Your task is to copy every entry exactly.

━━━━━ Exercise material ━━━━━

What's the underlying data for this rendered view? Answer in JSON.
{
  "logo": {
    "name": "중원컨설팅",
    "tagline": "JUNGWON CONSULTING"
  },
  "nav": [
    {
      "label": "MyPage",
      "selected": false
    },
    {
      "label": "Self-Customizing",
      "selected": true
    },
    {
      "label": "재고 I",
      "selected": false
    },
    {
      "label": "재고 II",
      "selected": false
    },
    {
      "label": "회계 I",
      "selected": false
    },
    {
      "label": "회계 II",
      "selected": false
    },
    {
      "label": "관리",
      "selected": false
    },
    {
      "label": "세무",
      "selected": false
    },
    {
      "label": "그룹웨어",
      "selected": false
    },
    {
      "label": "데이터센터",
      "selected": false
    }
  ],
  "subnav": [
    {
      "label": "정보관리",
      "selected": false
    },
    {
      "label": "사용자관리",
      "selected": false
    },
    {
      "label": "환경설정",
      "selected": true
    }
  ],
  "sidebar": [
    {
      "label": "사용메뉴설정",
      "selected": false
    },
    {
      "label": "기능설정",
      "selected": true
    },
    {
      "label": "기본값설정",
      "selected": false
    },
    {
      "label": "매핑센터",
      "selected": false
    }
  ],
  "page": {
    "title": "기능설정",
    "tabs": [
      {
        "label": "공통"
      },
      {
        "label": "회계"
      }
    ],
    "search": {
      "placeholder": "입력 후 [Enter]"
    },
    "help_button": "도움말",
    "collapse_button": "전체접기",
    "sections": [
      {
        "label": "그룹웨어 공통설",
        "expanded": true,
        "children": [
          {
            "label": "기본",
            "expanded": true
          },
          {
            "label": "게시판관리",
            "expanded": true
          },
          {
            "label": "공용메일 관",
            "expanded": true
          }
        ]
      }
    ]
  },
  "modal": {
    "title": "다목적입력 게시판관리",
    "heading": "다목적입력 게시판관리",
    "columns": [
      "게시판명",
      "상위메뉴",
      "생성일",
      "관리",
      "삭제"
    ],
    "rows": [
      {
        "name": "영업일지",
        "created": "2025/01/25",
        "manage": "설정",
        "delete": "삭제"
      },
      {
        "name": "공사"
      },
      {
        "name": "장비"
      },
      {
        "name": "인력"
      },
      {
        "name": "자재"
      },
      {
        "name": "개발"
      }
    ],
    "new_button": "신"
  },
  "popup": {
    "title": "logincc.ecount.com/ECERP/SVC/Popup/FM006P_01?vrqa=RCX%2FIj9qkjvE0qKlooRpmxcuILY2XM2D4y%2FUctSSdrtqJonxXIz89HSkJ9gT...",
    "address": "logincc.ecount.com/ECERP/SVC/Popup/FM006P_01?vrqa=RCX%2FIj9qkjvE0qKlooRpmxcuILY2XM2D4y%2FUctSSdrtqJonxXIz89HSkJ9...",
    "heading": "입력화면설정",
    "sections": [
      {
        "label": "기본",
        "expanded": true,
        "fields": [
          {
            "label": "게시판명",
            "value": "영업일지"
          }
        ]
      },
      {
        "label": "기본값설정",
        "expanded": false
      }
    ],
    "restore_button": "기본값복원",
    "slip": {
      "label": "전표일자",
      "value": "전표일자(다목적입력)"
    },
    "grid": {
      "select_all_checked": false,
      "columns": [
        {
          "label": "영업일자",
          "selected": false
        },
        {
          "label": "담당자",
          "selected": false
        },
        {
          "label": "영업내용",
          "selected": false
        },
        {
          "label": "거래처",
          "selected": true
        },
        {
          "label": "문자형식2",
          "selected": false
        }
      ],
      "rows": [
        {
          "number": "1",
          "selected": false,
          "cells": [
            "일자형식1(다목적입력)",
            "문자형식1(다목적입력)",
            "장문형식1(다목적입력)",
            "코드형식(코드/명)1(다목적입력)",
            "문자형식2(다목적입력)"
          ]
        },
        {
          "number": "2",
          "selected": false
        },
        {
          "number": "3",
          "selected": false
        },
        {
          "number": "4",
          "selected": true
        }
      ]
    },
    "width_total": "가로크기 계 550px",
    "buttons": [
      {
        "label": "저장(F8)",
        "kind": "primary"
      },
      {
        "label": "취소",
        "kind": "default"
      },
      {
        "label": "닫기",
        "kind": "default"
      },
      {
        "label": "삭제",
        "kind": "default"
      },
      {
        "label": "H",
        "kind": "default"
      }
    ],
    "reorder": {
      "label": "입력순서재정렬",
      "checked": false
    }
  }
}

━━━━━

= Exercise result =
What's the underlying data for this rendered view? Answer in JSON.
{
  "logo": {
    "name": "중원컨설팅",
    "tagline": "JUNGWON CONSULTING"
  },
  "nav": [
    {
      "label": "MyPage",
      "selected": false
    },
    {
      "label": "Self-Customizing",
      "selected": true
    },
    {
      "label": "재고 I",
      "selected": false
    },
    {
      "label": "재고 II",
      "selected": false
    },
    {
      "label": "회계 I",
      "selected": false
    },
    {
      "label": "회계 II",
      "selected": false
    },
    {
      "label": "관리",
      "selected": false
    },
    {
      "label": "세무",
      "selected": false
    },
    {
      "label": "그룹웨어",
      "selected": false
    },
    {
      "label": "데이터센터",
      "selected": false
    }
  ],
  "subnav": [
    {
      "label": "정보관리",
      "selected": false
    },
    {
      "label": "사용자관리",
      "selected": false
    },
    {
      "label": "환경설정",
      "selected": true
    }
  ],
  "sidebar": [
    {
      "label": "사용메뉴설정",
      "selected": false
    },
    {
      "label": "기능설정",
      "selected": true
    },
    {
      "label": "기본값설정",
      "selected": false
    },
    {
      "label": "매핑센터",
      "selected": false
    }
  ],
  "page": {
    "title": "기능설정",
    "tabs": [
      {
        "label": "공통"
      },
      {
        "label": "회계"
      }
    ],
    "search": {
      "placeholder": "입력 후 [Enter]"
    },
    "help_button": "도움말",
    "collapse_button": "전체접기",
    "sections": [
      {
        "label": "그룹웨어 공통설",
        "expanded": true,
        "children": [
          {
            "label": "기본",
            "expanded": true
          },
          {
            "label": "게시판관리",
            "expanded": true
          },
          {
            "label": "공용메일 관",
            "expanded": true
          }
        ]
      }
    ]
  },
  "modal": {
    "title": "다목적입력 게시판관리",
    "heading": "다목적입력 게시판관리",
    "columns": [
      "게시판명",
      "상위메뉴",
      "생성일",
      "관리",
      "삭제"
    ],
    "rows": [
      {
        "name": "영업일지",
        "created": "2025/01/25",
        "manage": "설정",
        "delete": "삭제"
      },
      {
        "name": "공사"
      },
      {
        "name": "장비"
      },
      {
        "name": "인력"
      },
      {
        "name": "자재"
      },
      {
        "name": "개발"
      }
    ],
    "new_button": "신"
  },
  "popup": {
    "title": "logincc.ecount.com/ECERP/SVC/Popup/FM006P_01?vrqa=RCX%2FIj9qkjvE0qKlooRpmxcuILY2XM2D4y%2FUctSSdrtqJonxXIz89HSkJ9gT...",
    "address": "logincc.ecount.com/ECERP/SVC/Popup/FM006P_01?vrqa=RCX%2FIj9qkjvE0qKlooRpmxcuILY2XM2D4y%2FUctSSdrtqJonxXIz89HSkJ9...",
    "heading": "입력화면설정",
    "sections": [
      {
        "label": "기본",
        "expanded": true,
        "fields": [
          {
            "label": "게시판명",
            "value": "영업일지"
          }
        ]
      },
      {
        "label": "기본값설정",
        "expanded": false
      }
    ],
    "restore_button": "기본값복원",
    "slip": {
      "label": "전표일자",
      "value": "전표일자(다목적입력)"
    },
    "grid": {
      "select_all_checked": false,
      "columns": [
        {
          "label": "영업일자",
          "selected": false
        },
        {
          "label": "담당자",
          "selected": false
        },
        {
          "label": "영업내용",
          "selected": false
        },
        {
          "label": "거래처",
          "selected": true
        },
        {
          "label": "문자형식2",
          "selected": false
        }
      ],
      "rows": [
        {
          "number": "1",
          "selected": false,
          "cells": [
            "일자형식1(다목적입력)",
            "문자형식1(다목적입력)",
            "장문형식1(다목적입력)",
            "코드형식(코드/명)1(다목적입력)",
            "문자형식2(다목적입력)"
          ]
        },
        {
          "number": "2",
          "selected": false
        },
        {
          "number": "3",
          "selected": false
        },
        {
          "number": "4",
          "selected": true
        }
      ]
    },
    "width_total": "가로크기 계 550px",
    "buttons": [
      {
        "label": "저장(F8)",
        "kind": "primary"
      },
      {
        "label": "취소",
        "kind": "default"
      },
      {
        "label": "닫기",
        "kind": "default"
      },
      {
        "label": "삭제",
        "kind": "default"
      },
      {
        "label": "H",
        "kind": "default"
      }
    ],
    "reorder": {
      "label": "입력순서재정렬",
      "checked": false
    }
  }
}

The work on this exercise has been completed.